Danforth is an applied mathematician interested in modeling a variety of physical, biological, and social phenomenon. He has applied principles of chaos theory to improve weather forecasts as a member of the Mathematics and Climate Research Network, and developed a real-time remote sensor of global happiness using messages from Twitter: the Hedonometer. Danforth co-runs the Computational Story Lab with Peter Dodds, and helps run UVM's reading group on complexity.
Laurent studies the interaction of structure and dynamics. His research involves network theory, statistical physics and nonlinear dynamics along with their applications in epidemiology, ecology, biology, and sociology. Recent projects include comparing complex networks of different nature, the coevolution of human behavior and infectious diseases, understanding the role of forest shape in determining stability of tropical forests, as well as the impact of echo chambers in political discussions.
Hines' work broadly focuses on finding ways to make electric energy more reliable, more affordable, with less environmental impact. Particular topics of interest include understanding the mechanisms by which small problems in the power grid become large blackouts, identifying and mitigating the stresses caused by large amounts of electric vehicle charging, and quantifying the impact of high penetrations of wind/solar on electricity systems.

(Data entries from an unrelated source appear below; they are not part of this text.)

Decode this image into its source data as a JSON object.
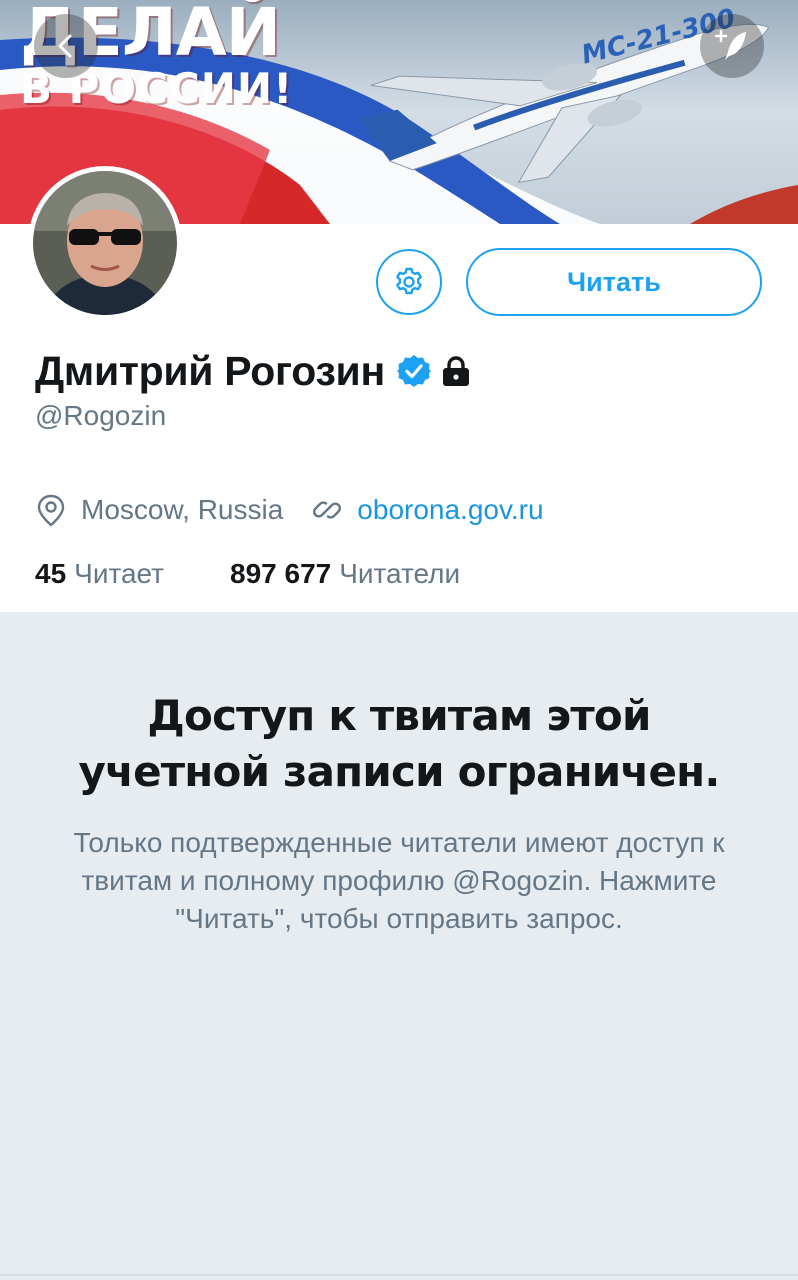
{
  "banner": {
    "slogan_line1": "ДЕЛАЙ",
    "slogan_line2": "В РОССИИ!",
    "aircraft_label": "МС-21-300"
  },
  "nav": {
    "back_icon": "chevron-left-icon",
    "compose_icon": "compose-feather-icon"
  },
  "profile": {
    "name": "Дмитрий Рогозин",
    "handle": "@Rogozin",
    "location": "Moscow, Russia",
    "website": "oborona.gov.ru",
    "follow_label": "Читать",
    "following_count": "45",
    "following_label": "Читает",
    "followers_count": "897 677",
    "followers_label": "Читатели",
    "verified": true,
    "protected": true
  },
  "protected_notice": {
    "title": "Доступ к твитам этой учетной записи ограничен.",
    "body": "Только подтвержденные читатели имеют доступ к твитам и полному профилю @Rogozin. Нажмите \"Читать\", чтобы отправить запрос."
  },
  "colors": {
    "accent": "#1da1f2",
    "link": "#1b95e0",
    "muted": "#657786",
    "background": "#e6ecf0"
  }
}
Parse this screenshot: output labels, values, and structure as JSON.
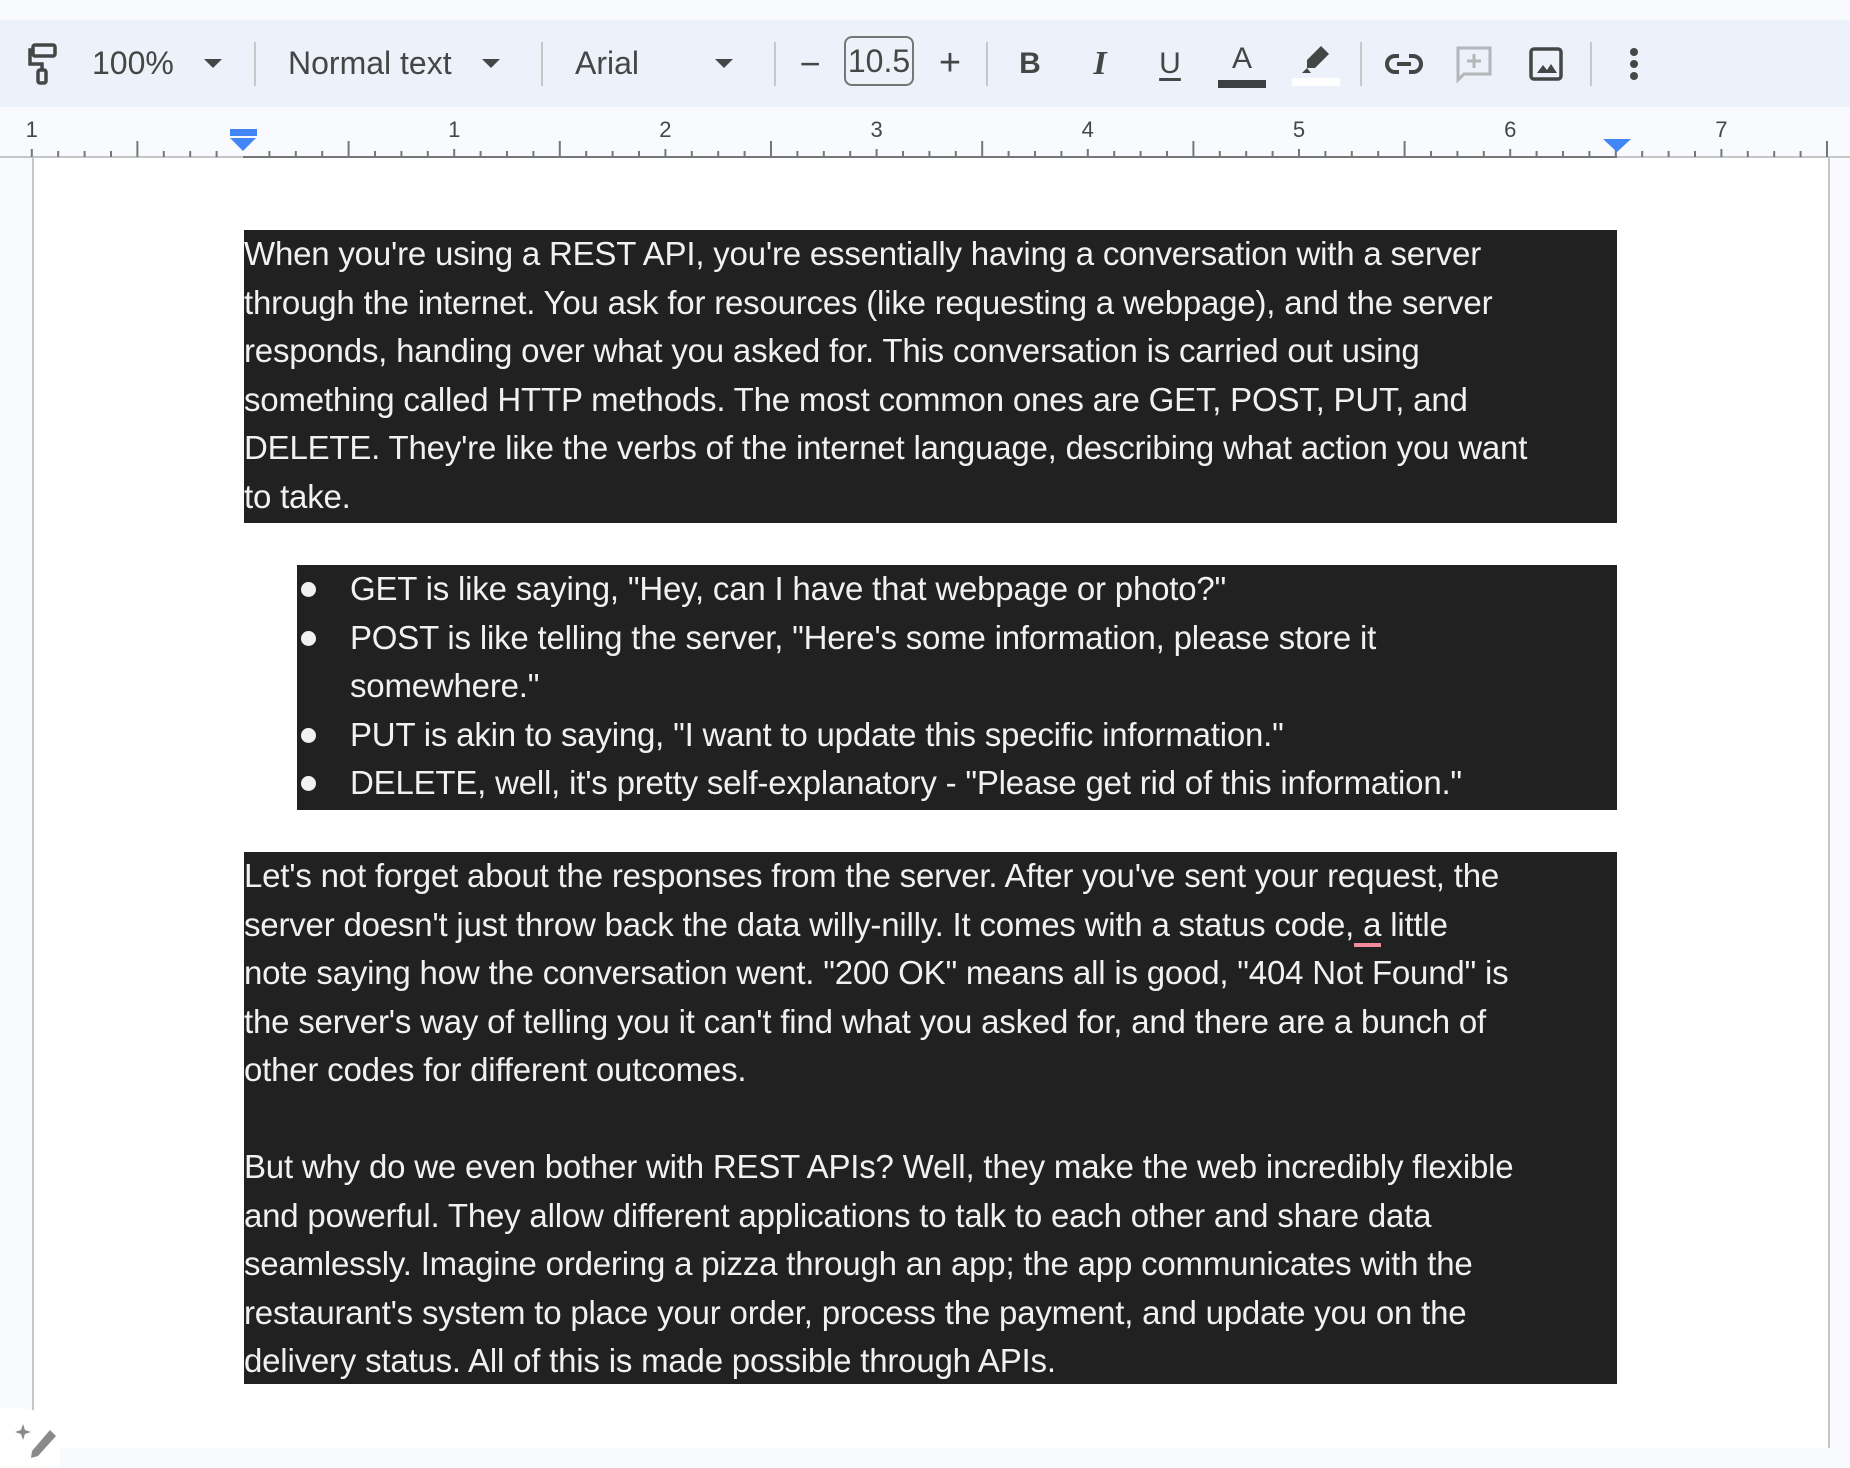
{
  "toolbar": {
    "paint_format_icon": "paint-roller-icon",
    "zoom_value": "100%",
    "style_value": "Normal text",
    "font_value": "Arial",
    "font_size_decrease": "−",
    "font_size_value": "10.5",
    "font_size_increase": "+",
    "bold": "B",
    "italic": "I",
    "underline": "U",
    "text_color": "A",
    "text_color_swatch": "#3c4043",
    "highlight_color_swatch": "#ffffff",
    "link_icon": "link-icon",
    "comment_icon": "add-comment-icon",
    "image_icon": "insert-image-icon",
    "more_icon": "more-vert-icon"
  },
  "ruler": {
    "labels": [
      "1",
      "1",
      "2",
      "3",
      "4",
      "5",
      "6",
      "7"
    ],
    "accent_color": "#4285f4"
  },
  "document": {
    "selection_bg": "#212121",
    "paragraph1": [
      "When you're using a REST API, you're essentially having a conversation with a server",
      "through the internet. You ask for resources (like requesting a webpage), and the server",
      "responds, handing over what you asked for. This conversation is carried out using",
      "something called HTTP methods. The most common ones are GET, POST, PUT, and",
      "DELETE. They're like the verbs of the internet language, describing what action you want",
      "to take."
    ],
    "bullets": [
      {
        "lines": [
          "GET is like saying, \"Hey, can I have that webpage or photo?\""
        ]
      },
      {
        "lines": [
          "POST is like telling the server, \"Here's some information, please store it",
          "somewhere.\""
        ]
      },
      {
        "lines": [
          "PUT is akin to saying, \"I want to update this specific information.\""
        ]
      },
      {
        "lines": [
          "DELETE, well, it's pretty self-explanatory - \"Please get rid of this information.\""
        ]
      }
    ],
    "paragraph2": {
      "line1": "Let's not forget about the responses from the server. After you've sent your request, the",
      "line2_before": "server doesn't just throw back the data willy-nilly. It comes with a status code,",
      "line2_flagged": " a",
      "line2_after": " little",
      "line3": "note saying how the conversation went. \"200 OK\" means all is good, \"404 Not Found\" is",
      "line4": "the server's way of telling you it can't find what you asked for, and there are a bunch of",
      "line5": "other codes for different outcomes."
    },
    "paragraph3": [
      "But why do we even bother with REST APIs? Well, they make the web incredibly flexible",
      "and powerful. They allow different applications to talk to each other and share data",
      "seamlessly. Imagine ordering a pizza through an app; the app communicates with the",
      "restaurant's system to place your order, process the payment, and update you on the",
      "delivery status. All of this is made possible through APIs."
    ]
  },
  "corner_button_icon": "sparkle-pen-icon"
}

Bagrow's interests include: Complex Networks (community detection, social modeling and human dynamics, statistical phenomena, graph similarity and isomorphism), Statistical Physics (non-equilibrium methods, phase transitions, percolation, interacting particle systems, spin glasses), and Optimization(glassy techniques such as simulated/quantum annealing, (non-gradient) minimization of noisy objective functions).